You should avoid having photoshop do anything automatically if you can. As long as you have a good monitor and good eyes, everything you do by eye will be far better than what software can do. Turn off all image correction in your camera and do levels, contrast, and saturation by eye.
Use the fewest pics you can use to make it look good as far as perspective and whatever else is going on in the pics. Make the panaroma. Ignore the exposure differences and line up the pics to look good.
The basic idea is to cut pictures in half or more sections. change the lightness to match the next pic, and use soft edges to blend the pic together. Below I took an example section like it was one pic, made two copies - one for right edge, one for left, matched the left pic's lightness to the adjacent pic, took a giant eraser with 0% sharpness and erased the right side of the pic. Below is example.
You'll see that doing it this way means you'll probably only need a few pics. If the exposure really changes, you can add extra pics for exposure. You know, cut a pic into as many exposure slices as needed.
Your original example:
This is the section of your example I'm treating like one pic. Make two copies of it, one to match the right one to match the left
Here is that pic with the lightness on the right edge changed to match the next pic to the right. You see how the left edge has gotten way too light:
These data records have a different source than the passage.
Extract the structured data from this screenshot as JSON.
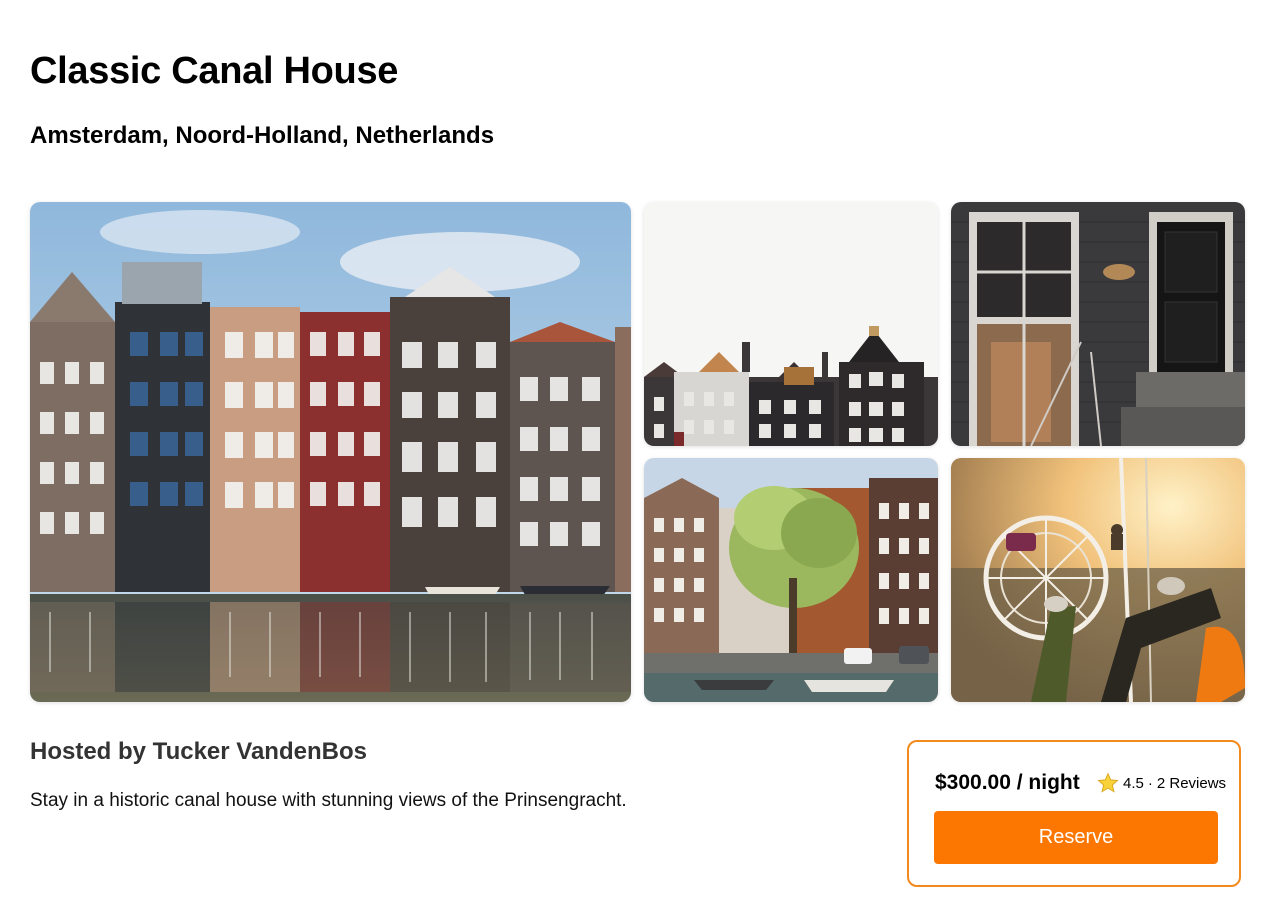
{
  "listing": {
    "title": "Classic Canal House",
    "location": "Amsterdam, Noord-Holland, Netherlands",
    "host": "Hosted by Tucker VandenBos",
    "description": "Stay in a historic canal house with stunning views of the Prinsengracht."
  },
  "photos": [
    "canal-houses-reflection",
    "gabled-rooftops",
    "brick-doorway",
    "tree-lined-canal-street",
    "swing-ride-view"
  ],
  "booking": {
    "price": "$300.00 / night",
    "rating": "4.5",
    "separator": "·",
    "reviews": "2 Reviews",
    "reserve_label": "Reserve"
  },
  "colors": {
    "accent": "#fb7702",
    "card_border": "#f28a1e",
    "star": "#f5c518"
  }
}
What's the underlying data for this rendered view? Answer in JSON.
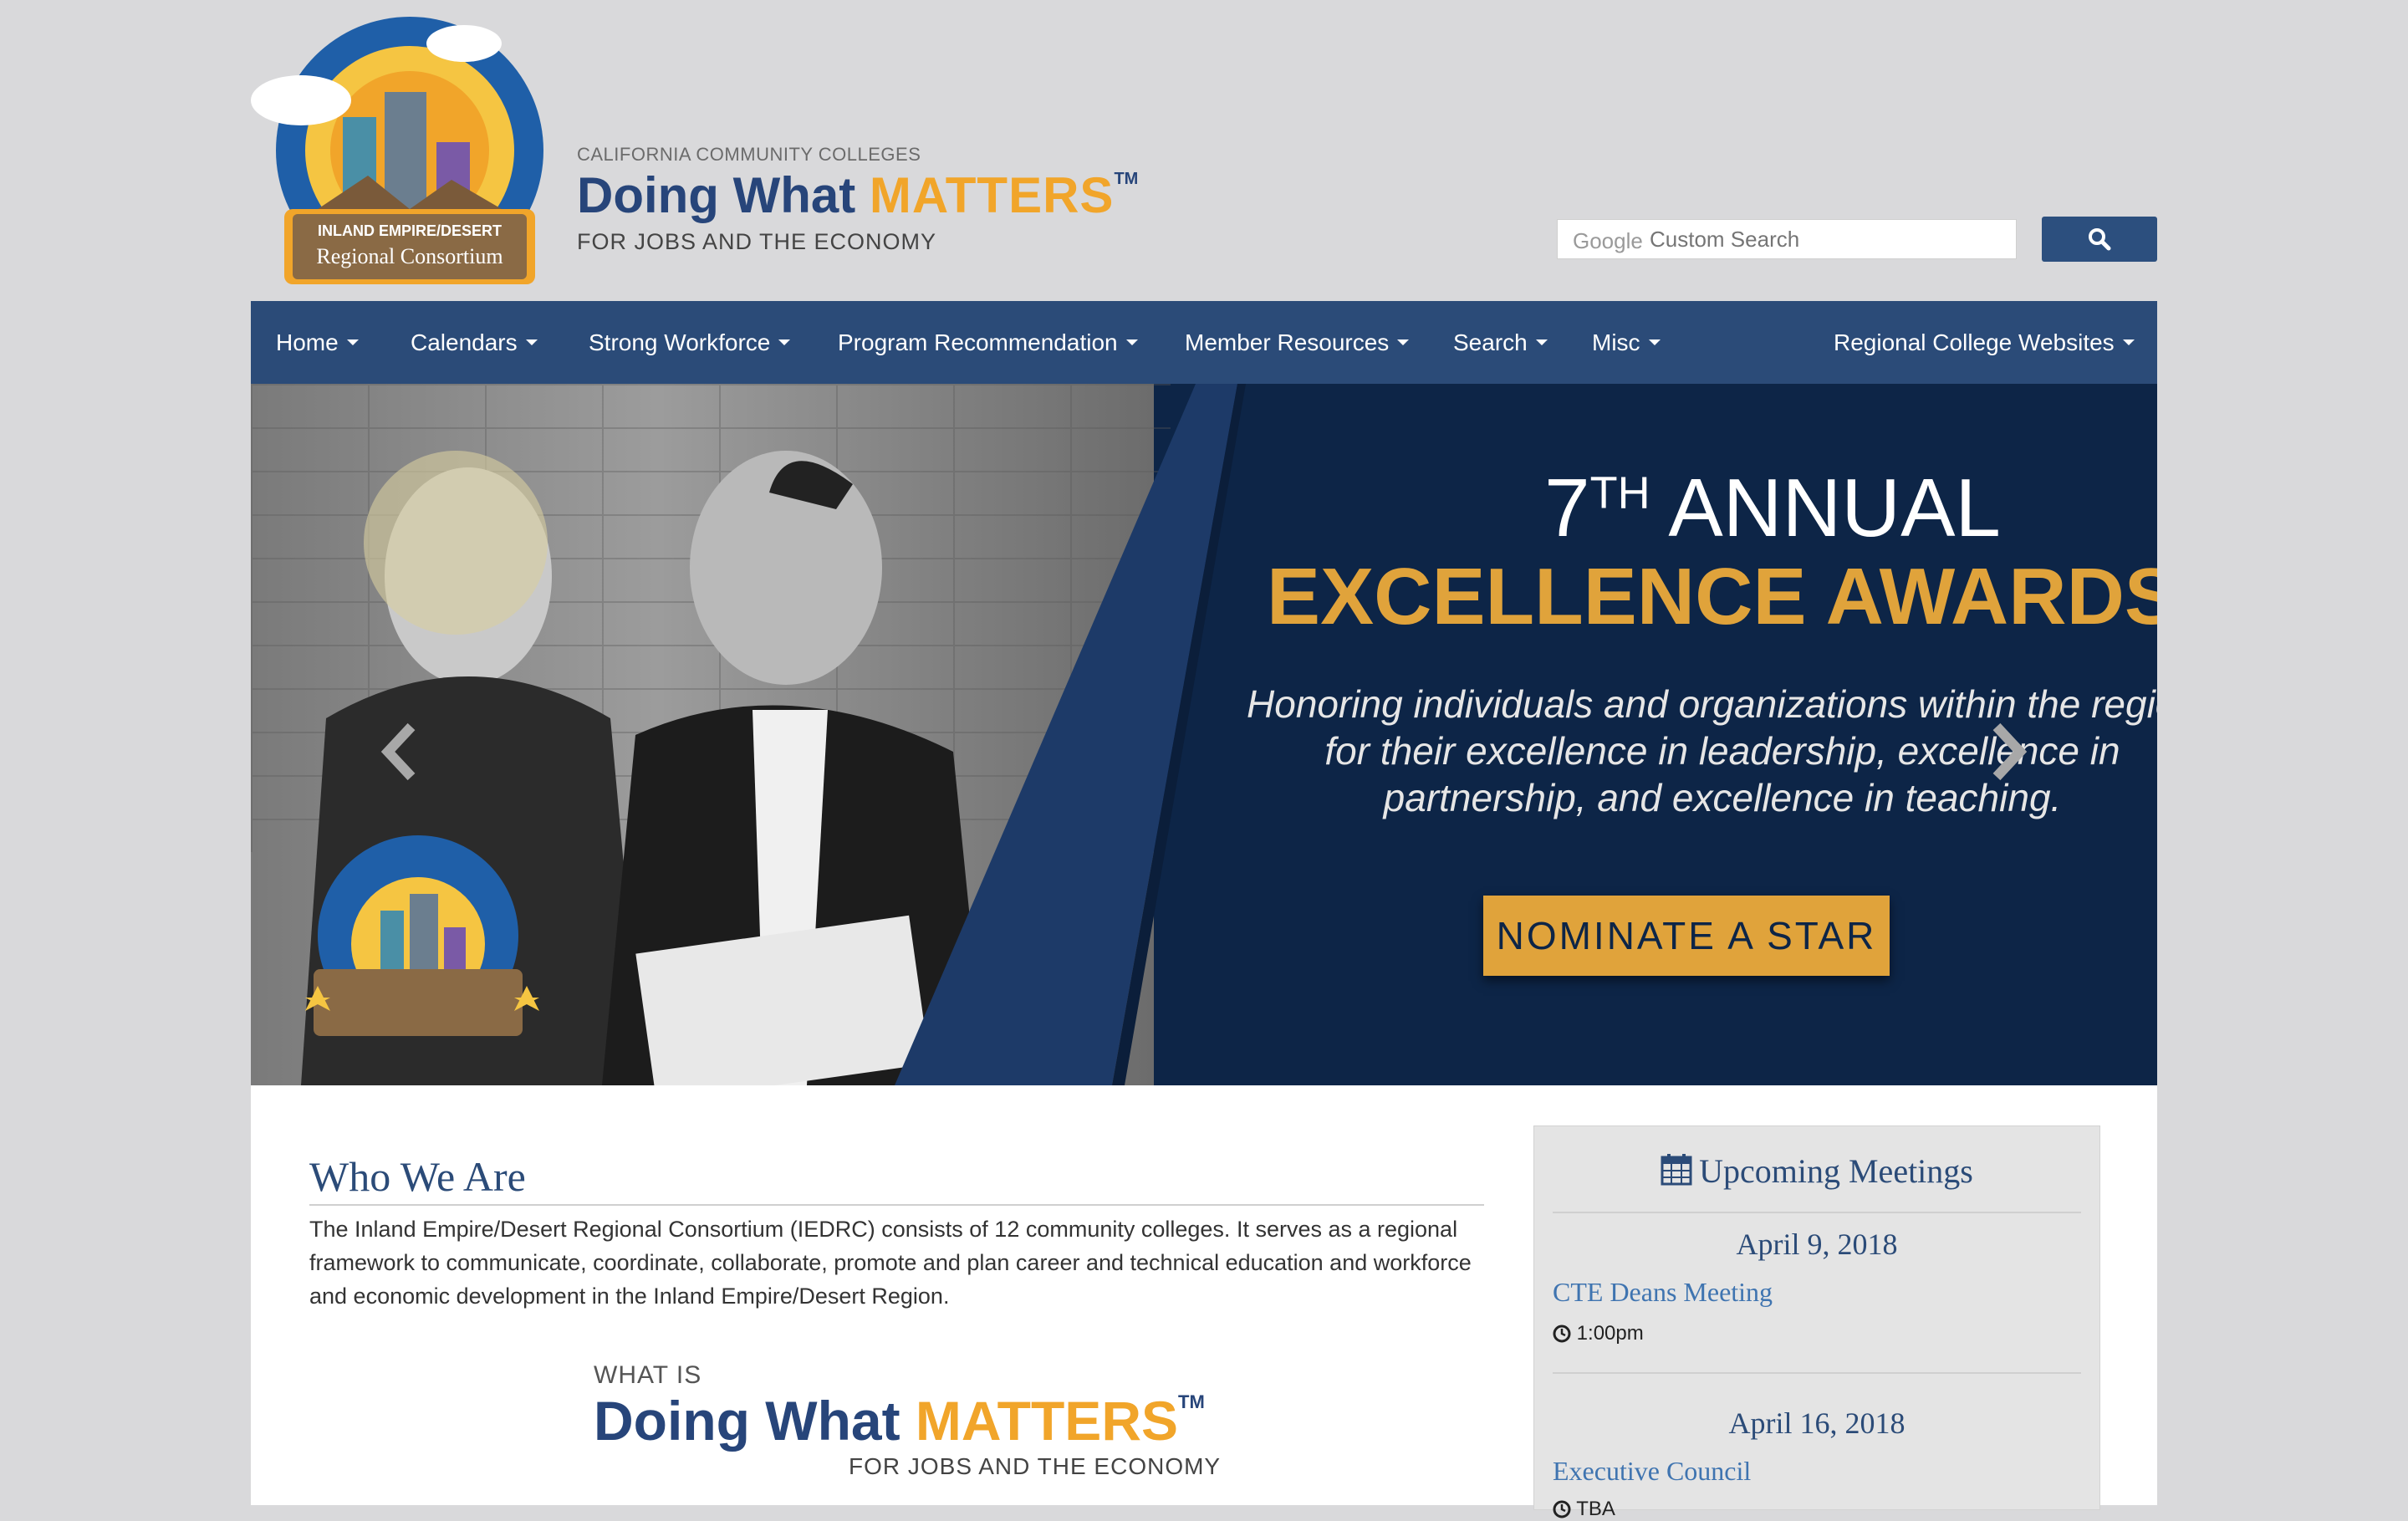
{
  "header": {
    "badge_line1": "INLAND EMPIRE/DESERT",
    "badge_line2": "Regional Consortium",
    "brand_top": "CALIFORNIA COMMUNITY COLLEGES",
    "brand_main_a": "Doing What ",
    "brand_main_b": "MATTERS",
    "brand_tm": "TM",
    "brand_sub": "FOR JOBS AND THE ECONOMY",
    "search_google": "Google",
    "search_placeholder": "Custom Search"
  },
  "nav": {
    "items": [
      "Home",
      "Calendars",
      "Strong Workforce",
      "Program Recommendation",
      "Member Resources",
      "Search",
      "Misc"
    ],
    "right_item": "Regional College Websites"
  },
  "hero": {
    "title_num": "7",
    "title_sup": "TH",
    "title_rest": " ANNUAL",
    "title2": "EXCELLENCE AWARDS",
    "desc": "Honoring individuals and organizations within the region for their excellence in leadership, excellence in partnership, and excellence in teaching.",
    "button": "NOMINATE A STAR"
  },
  "main": {
    "who_title": "Who We Are",
    "who_body": "The Inland Empire/Desert Regional Consortium (IEDRC) consists of 12 community colleges. It serves as a regional framework to communicate, coordinate, collaborate, promote and plan career and technical education and workforce and economic development in the Inland Empire/Desert Region.",
    "dwm_top": "WHAT IS",
    "dwm_main_a": "Doing What ",
    "dwm_main_b": "MATTERS",
    "dwm_tm": "TM",
    "dwm_sub": "FOR JOBS AND THE ECONOMY"
  },
  "meetings": {
    "title": "Upcoming Meetings",
    "items": [
      {
        "date": "April 9, 2018",
        "name": "CTE Deans Meeting",
        "time": "1:00pm"
      },
      {
        "date": "April 16, 2018",
        "name": "Executive Council",
        "time": "TBA"
      }
    ]
  },
  "colors": {
    "navy": "#2b4b78",
    "gold": "#e0a33b",
    "hero_bg": "#0d2547"
  }
}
Then do the same with the left edge pic. Match it to the left edge and then do a super soft edge so it blends. I just swipe with a giant 0% hardness eraser but you can use marquee with feather to do it precisely
Make another copy of the pic with the right edge's lightness changed to match its neighbor to the right
Then put the half cut left edge layer over the right edge layer, check to see if it looks ok in the middle - if you can see the exposure blend